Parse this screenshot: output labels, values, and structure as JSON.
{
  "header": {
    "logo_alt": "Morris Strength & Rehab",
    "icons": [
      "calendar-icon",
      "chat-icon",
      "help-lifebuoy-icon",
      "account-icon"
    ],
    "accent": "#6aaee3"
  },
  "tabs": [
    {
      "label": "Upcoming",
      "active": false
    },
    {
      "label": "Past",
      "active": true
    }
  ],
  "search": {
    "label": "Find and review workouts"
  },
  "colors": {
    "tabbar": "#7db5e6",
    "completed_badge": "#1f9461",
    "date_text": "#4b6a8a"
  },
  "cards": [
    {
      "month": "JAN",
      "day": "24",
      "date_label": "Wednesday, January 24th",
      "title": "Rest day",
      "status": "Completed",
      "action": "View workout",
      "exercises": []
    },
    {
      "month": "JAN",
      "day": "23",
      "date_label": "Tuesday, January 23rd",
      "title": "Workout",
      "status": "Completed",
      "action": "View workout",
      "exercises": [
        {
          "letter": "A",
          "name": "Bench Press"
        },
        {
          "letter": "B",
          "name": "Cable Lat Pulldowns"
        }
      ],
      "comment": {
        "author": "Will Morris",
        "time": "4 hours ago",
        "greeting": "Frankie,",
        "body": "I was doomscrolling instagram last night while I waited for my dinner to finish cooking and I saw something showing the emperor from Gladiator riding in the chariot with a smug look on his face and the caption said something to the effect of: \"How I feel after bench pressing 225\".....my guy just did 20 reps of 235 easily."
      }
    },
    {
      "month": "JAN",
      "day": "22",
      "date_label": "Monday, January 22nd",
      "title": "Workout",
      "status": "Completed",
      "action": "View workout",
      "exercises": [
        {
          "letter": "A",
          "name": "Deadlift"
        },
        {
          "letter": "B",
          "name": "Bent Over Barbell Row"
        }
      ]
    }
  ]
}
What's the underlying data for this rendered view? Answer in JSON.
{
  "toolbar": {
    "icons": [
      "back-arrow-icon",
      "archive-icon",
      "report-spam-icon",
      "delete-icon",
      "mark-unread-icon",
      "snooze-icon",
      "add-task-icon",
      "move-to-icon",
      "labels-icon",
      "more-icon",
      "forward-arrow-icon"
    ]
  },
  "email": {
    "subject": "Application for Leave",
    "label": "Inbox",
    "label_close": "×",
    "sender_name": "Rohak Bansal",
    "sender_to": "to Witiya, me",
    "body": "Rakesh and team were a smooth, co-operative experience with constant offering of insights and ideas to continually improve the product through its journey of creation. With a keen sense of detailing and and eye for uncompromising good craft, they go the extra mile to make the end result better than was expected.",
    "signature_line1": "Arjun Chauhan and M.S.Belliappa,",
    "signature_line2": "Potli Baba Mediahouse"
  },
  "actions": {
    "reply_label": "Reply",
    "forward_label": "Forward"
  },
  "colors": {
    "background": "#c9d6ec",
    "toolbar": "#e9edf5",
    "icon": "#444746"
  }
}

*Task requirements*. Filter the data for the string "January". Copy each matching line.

*Expected answer*.
      "date_label": "Wednesday, January 24th",
      "date_label": "Tuesday, January 23rd",
      "date_label": "Monday, January 22nd",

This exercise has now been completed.